Now even more ways to get your Host Unknown Goodness

HU Podcast LogoNever let it be said that Host Unknown jumps on a bandwagon; they prefer to create their own path in this industry, and do things their way, whatever the personal cost. It explains a lot.

Therefore, Host Unknown is proud to announce the release of their very first “iAudioBlog”, an entirely new way of disseminating their unique viewpoints of the information security industry to even more of the masses discerning listening public. The more cynical of you may see this as simply a Podcast, but Host Unknown think of it as so much, much more than that. Even just getting the three egos into one room was challenging enough, let alone having to restrain Andy from his infosec tourettes, stop Jav from dominating everything by mentioning his new employer at every turn, and stop Thom falling asleep at regular intervals. How they even managed to get special guests to appear on such a show like this is simply just another sign of how committed they are to their craft.

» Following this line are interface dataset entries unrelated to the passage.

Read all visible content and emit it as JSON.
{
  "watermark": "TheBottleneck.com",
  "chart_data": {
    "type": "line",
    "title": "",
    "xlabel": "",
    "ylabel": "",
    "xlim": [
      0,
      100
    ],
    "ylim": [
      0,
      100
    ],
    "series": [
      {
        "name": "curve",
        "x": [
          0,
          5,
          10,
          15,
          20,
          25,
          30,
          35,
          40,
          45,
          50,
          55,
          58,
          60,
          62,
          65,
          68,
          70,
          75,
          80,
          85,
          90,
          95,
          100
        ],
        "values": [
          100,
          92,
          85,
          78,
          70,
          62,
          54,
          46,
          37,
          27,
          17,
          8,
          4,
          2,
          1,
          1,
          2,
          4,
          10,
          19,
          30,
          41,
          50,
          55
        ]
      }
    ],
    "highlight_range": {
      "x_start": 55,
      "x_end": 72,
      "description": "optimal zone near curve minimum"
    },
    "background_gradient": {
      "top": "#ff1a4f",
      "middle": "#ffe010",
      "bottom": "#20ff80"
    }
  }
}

Unfortunately host Unknown have had to conform to the strictures of modern iAudioBlog listening and have submitted their pilot blog to iTunes for review and dissemination through their “Podcast” channel. As soon as it is published we will inform everyone, but if you can wait, you can listen to it right her, right now!

Of course, this now means you can vote for Host Unknown in more than just the Best Security Video Blog, but also the Best Security Podcast. Host Unknown consider this a very reasonable quid pro quo.

Look out for our iAudioBlog on iTunes soon!


Why Host Unknown is the saviour of the information security industry

It’s 2014, yet the majority of companies still market and deliver information security communications like its 2001.

Host Unknown wasn’t founded on the basis of the charisma of our hosts:


And it certainly wasn’t because of their good looks:

Host Unknown 054

It’s because we at Host Unknown believe there’s a critical gap in the security industry when it comes to how corporates approach this issue. More often than not the content is dry, boring and sanitised to within an inch of it’s life by over-cautious HR, legal departments or corporate comms.

In other words, security content looks like google, circa 1998, and that isn’t a good look for the 21st century.


These are the very same HR, Legal and corporate communications departments that spend tens of thousands employing scantily clad women to hand out USB drives in order to scan badges at conferences. Or hand out free alcohol at events. Or have giant billboards put up in a city… even take out TV ads. Honestly, when was the last time you (or anyone you knew) didn’t fast forward through a TV commercial, stopped to look at a billboard in the street, or made a big security investment because a nice girl handed you a USB stick? (Andy, don’t answer that last question.)

We want to rock the boat (just a little) because we’re passionate about the way the security industry is relegated to the status of a neutered mongrel. We do it because telling users about security can’t be done by killing them with PowerPoint. It’s done by telling them stories. To tell someone a story you need to grab their attention – and that attention is shifting FAST meaning their time and attention are valuable commodities.

The days of business to business (B2B) or business to customer (B2C) communication channels are over, it’s all about P2P (person to person), and when you deal with people everyone has their own preferences, likes and dislikes. We don’t expect everyone to agree with our methods or our storytelling techniques. But what we absolutely believe in, is that companies need to learn how to tell their stories in the most effective way.

And that means ditching the ancient constraints of walking on egg shells because you’re afraid to offend; your end product may not offend anyone, but it also will certainly not inspire anyone.

What do you think?